Victoria Ward in The Telegraph
Her whodunit murder mysteries have confounded millions of armchair detectives, leading them through a literary maze of twists and turns before a super sleuth finally unmasks the culprit.
But scientists who have studied some of Agatha Christie’s best-selling crime novels claim that that they can be solved with a simple formula, based on the language she uses, the murder weapon, the setting and even the type of vehicle being driven.
A panel of experts analysed 26 of the author’s most famous books, including Death on the Nile, Murder on the Orient Express and The Murder of Roger Ackroyd, concluding that certain plot structures could help the reader identify the killer some time before he or she is dramatically revealed.
The panel, led by Dr Dominique Jeannerod, senior research fellow at the Institute for Collaborative Research in the Humanities at Queens University, found that the culprit was always introduced within the first half of the book, and was likely to be emotionally involved with the victim, most being spouses or blood relatives.
They said that if there were several land vehicles in the story, the killer was likely to be female. Similarly, a prevalence of nautical vehicles suggests they are more likely to be male.
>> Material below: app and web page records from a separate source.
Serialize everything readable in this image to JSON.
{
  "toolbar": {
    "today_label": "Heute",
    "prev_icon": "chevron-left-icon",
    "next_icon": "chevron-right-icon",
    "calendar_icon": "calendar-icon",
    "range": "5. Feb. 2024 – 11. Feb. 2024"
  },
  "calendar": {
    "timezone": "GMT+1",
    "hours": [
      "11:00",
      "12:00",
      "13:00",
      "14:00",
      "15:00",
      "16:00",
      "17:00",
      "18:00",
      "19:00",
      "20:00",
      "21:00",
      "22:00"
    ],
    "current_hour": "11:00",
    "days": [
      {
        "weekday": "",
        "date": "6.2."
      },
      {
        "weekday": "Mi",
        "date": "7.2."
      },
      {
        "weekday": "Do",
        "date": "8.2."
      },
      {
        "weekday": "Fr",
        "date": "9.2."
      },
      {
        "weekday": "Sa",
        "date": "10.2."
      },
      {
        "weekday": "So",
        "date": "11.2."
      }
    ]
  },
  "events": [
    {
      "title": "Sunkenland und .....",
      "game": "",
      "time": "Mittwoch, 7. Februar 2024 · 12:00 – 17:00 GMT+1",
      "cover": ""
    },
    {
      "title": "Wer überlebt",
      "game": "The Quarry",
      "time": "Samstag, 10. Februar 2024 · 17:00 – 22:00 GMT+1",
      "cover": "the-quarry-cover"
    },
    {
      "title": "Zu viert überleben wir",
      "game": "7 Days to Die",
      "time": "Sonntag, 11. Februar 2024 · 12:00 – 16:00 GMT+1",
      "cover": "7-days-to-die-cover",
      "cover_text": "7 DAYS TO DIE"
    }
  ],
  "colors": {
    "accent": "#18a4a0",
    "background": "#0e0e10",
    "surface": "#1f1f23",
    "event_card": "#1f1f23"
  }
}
If the victim is strangled, the perpetrator is more likely to be male and if the setting is a country house, there is a 75 per cent chance they will be female.
Christie’s language tends to be more negative when concerned with female killers, who are normally discovered due to a domestic item, they said.
By comparison, men are normally caught using information or logic.
The panel, which also included Dr James Bernthal from the University of Exeter and data analyst Brett Jacob, found that if Hercule Poirot, the eccentric Belgiun detective, took charge of the investigation, and the cause of death was stabbing, the killer will be mentioned more frequently at the beginning of the book.
If Miss Marple is the detective, and the motive for the murder is money or an affair, the killer will be mentioned more in the later stages of the novel than the beginning.
The experts also found that Christie's novels tended to include a “main clue” which is revealed approximately half way through the text and is usually “highlighted as it appears in the text”, so the reader is likely to remember it and will not feel cheated by its later revelation as a clue.
They said a key feature of the author’s writing style was simplicity, using middle-range language and repetition.
The panel also found that the structure of a Christie novel could be reduced to a list of key events: the body will be found early on, a closed group of will be presented to the reader, the detective will then be introduced and a series of red herrings will follow and finally, after it is solved, the story will be wrapped up quickly and efficiently, leaving the reader satisfied.
The research was commissioned by UKTV channel Drama to mark the 125th anniversary of her birth.
Adrian Wills, general manager for Drama said "Agatha Christie is the best-selling novelist of all time, so the television adaptations of her books are hugely popular.
"Given her on-going popularity, we wanted to know her formula for success, especially since the whodunit is such a classic of the crime drama genre.
"We hope that her legions of dedicated fans will revisit their favourite whodunits with a better understanding of how to crack the ultimate code."